> **DIRECTIONS FOR THIS TASK**:
Please output the line containing "Output a JSON" and all lines that follow it in the data below, exactly, with no pictures.

(EXCERPTED DATA)

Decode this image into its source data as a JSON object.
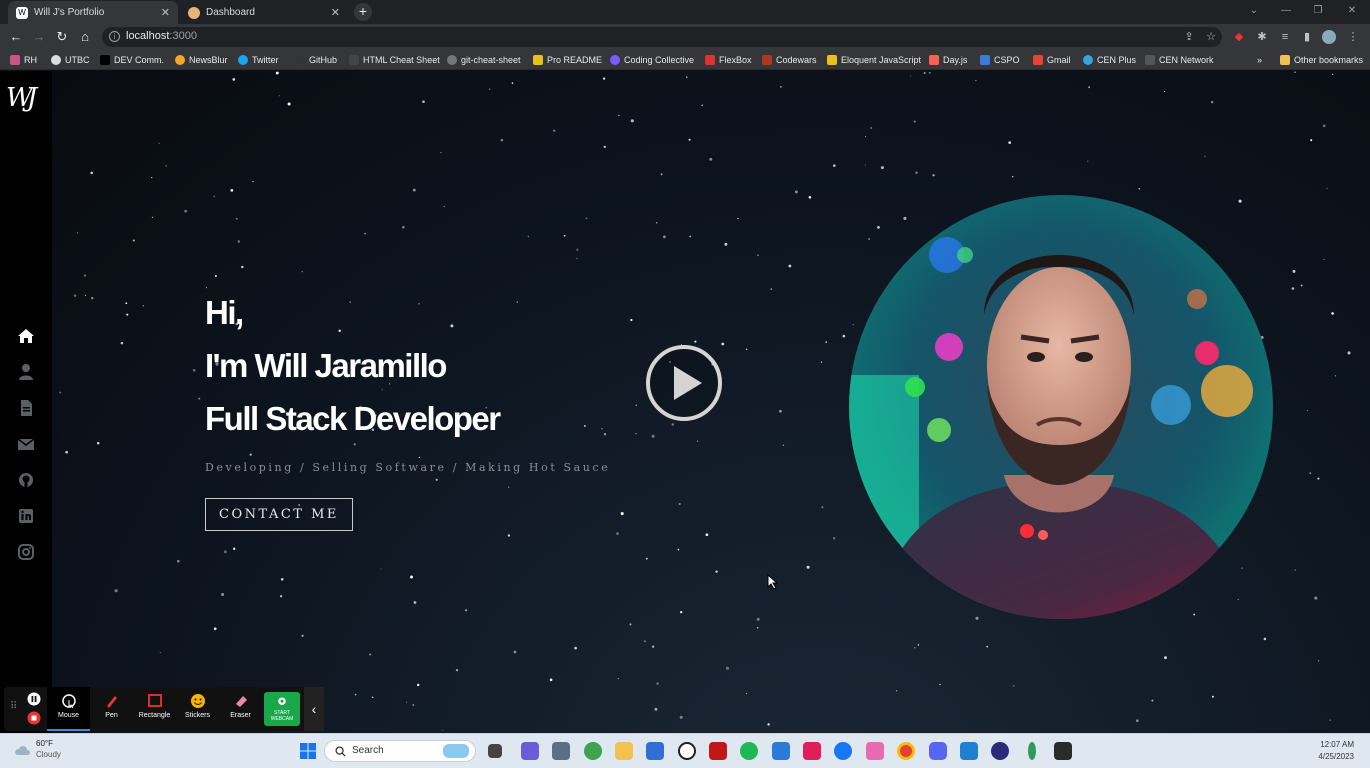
{
  "browser": {
    "tabs": [
      {
        "title": "Will J's Portfolio",
        "active": true
      },
      {
        "title": "Dashboard",
        "active": false
      }
    ],
    "url_host": "localhost",
    "url_port": ":3000",
    "bookmarks": [
      "RH",
      "UTBC",
      "DEV Comm.",
      "NewsBlur",
      "Twitter",
      "GitHub",
      "HTML Cheat Sheet",
      "git-cheat-sheet",
      "Pro README",
      "Coding Collective",
      "FlexBox",
      "Codewars",
      "Eloquent JavaScript",
      "Day.js",
      "CSPO",
      "Gmail",
      "CEN Plus",
      "CEN Network"
    ],
    "other_bookmarks": "Other bookmarks",
    "more_bookmarks": "»"
  },
  "sidebar": {
    "logo": "WJ",
    "icons": [
      "home-icon",
      "user-icon",
      "document-icon",
      "mail-icon",
      "github-icon",
      "linkedin-icon",
      "instagram-icon"
    ]
  },
  "hero": {
    "greeting": "Hi,",
    "intro_prefix": "I'm ",
    "name": "Will Jaramillo",
    "role": "Full Stack Developer",
    "tagline": "Developing / Selling Software / Making Hot Sauce",
    "cta_label": "CONTACT ME"
  },
  "recorder": {
    "tools": [
      "Mouse",
      "Pen",
      "Rectangle",
      "Stickers",
      "Eraser",
      "START WEBCAM"
    ],
    "selected": "Mouse"
  },
  "taskbar": {
    "temperature": "60°F",
    "condition": "Cloudy",
    "search_label": "Search",
    "time": "12:07 AM",
    "date": "4/25/2023"
  },
  "colors": {
    "page_bg": "#0d1117",
    "sidebar_bg": "#000000",
    "heading": "#ffffff",
    "tagline": "#8b8f95"
  }
}
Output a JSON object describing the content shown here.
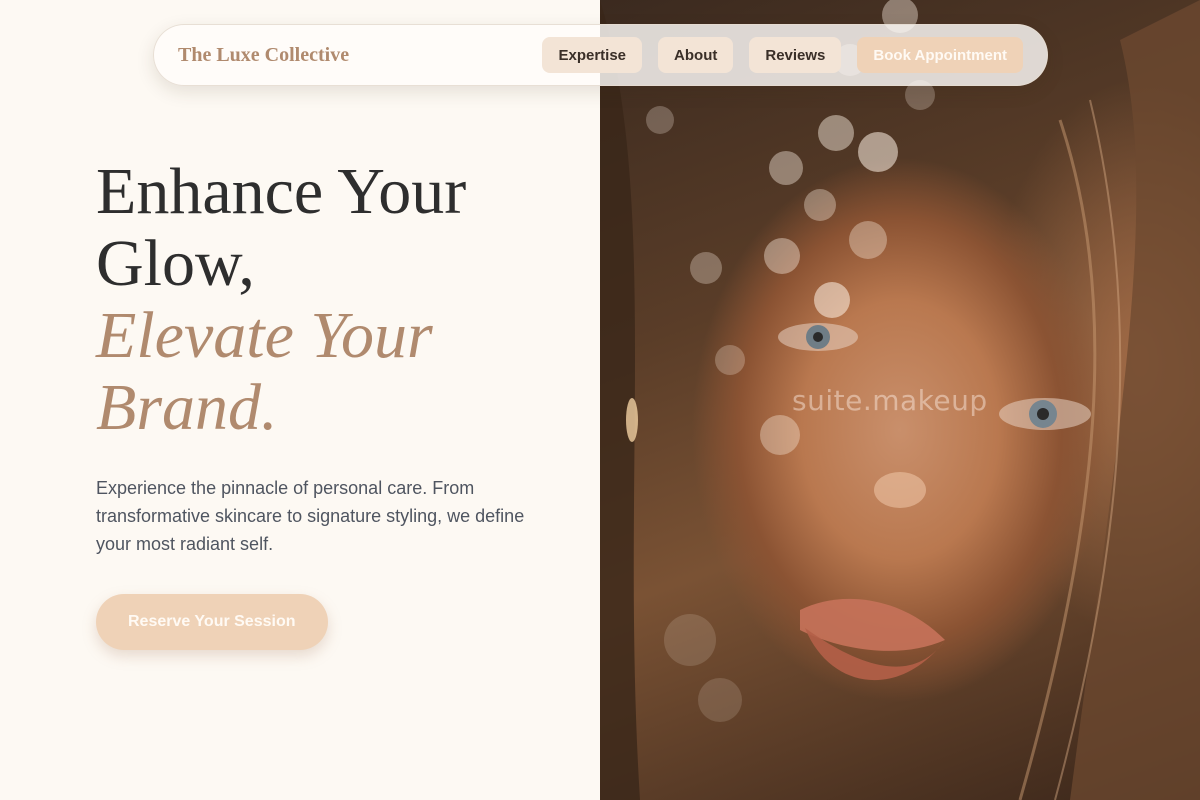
{
  "nav": {
    "brand": "The Luxe Collective",
    "links": [
      "Expertise",
      "About",
      "Reviews"
    ],
    "cta_label": "Book Appointment"
  },
  "hero": {
    "headline_line1": "Enhance Your",
    "headline_line2": "Glow,",
    "headline_accent1": "Elevate Your",
    "headline_accent2": "Brand.",
    "description": "Experience the pinnacle of personal care. From transformative skincare to signature styling, we define your most radiant self.",
    "cta_label": "Reserve Your Session"
  },
  "photo": {
    "watermark": "suite.makeup",
    "subject": "close-up portrait of a freckled woman with auburn hair behind bokeh light"
  },
  "colors": {
    "background": "#fdf9f3",
    "accent": "#b08a6e",
    "button_fill": "#efd2b7",
    "nav_pill": "#f3e4d6",
    "headline": "#2e2e2e",
    "body_text": "#4f5560"
  }
}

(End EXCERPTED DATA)

> **SOLUTION TO THIS EXERCISE**:
Output a JSON object describing the content shown here.
{
  "nav": {
    "brand": "The Luxe Collective",
    "links": [
      "Expertise",
      "About",
      "Reviews"
    ],
    "cta_label": "Book Appointment"
  },
  "hero": {
    "headline_line1": "Enhance Your",
    "headline_line2": "Glow,",
    "headline_accent1": "Elevate Your",
    "headline_accent2": "Brand.",
    "description": "Experience the pinnacle of personal care. From transformative skincare to signature styling, we define your most radiant self.",
    "cta_label": "Reserve Your Session"
  },
  "photo": {
    "watermark": "suite.makeup",
    "subject": "close-up portrait of a freckled woman with auburn hair behind bokeh light"
  },
  "colors": {
    "background": "#fdf9f3",
    "accent": "#b08a6e",
    "button_fill": "#efd2b7",
    "nav_pill": "#f3e4d6",
    "headline": "#2e2e2e",
    "body_text": "#4f5560"
  }
}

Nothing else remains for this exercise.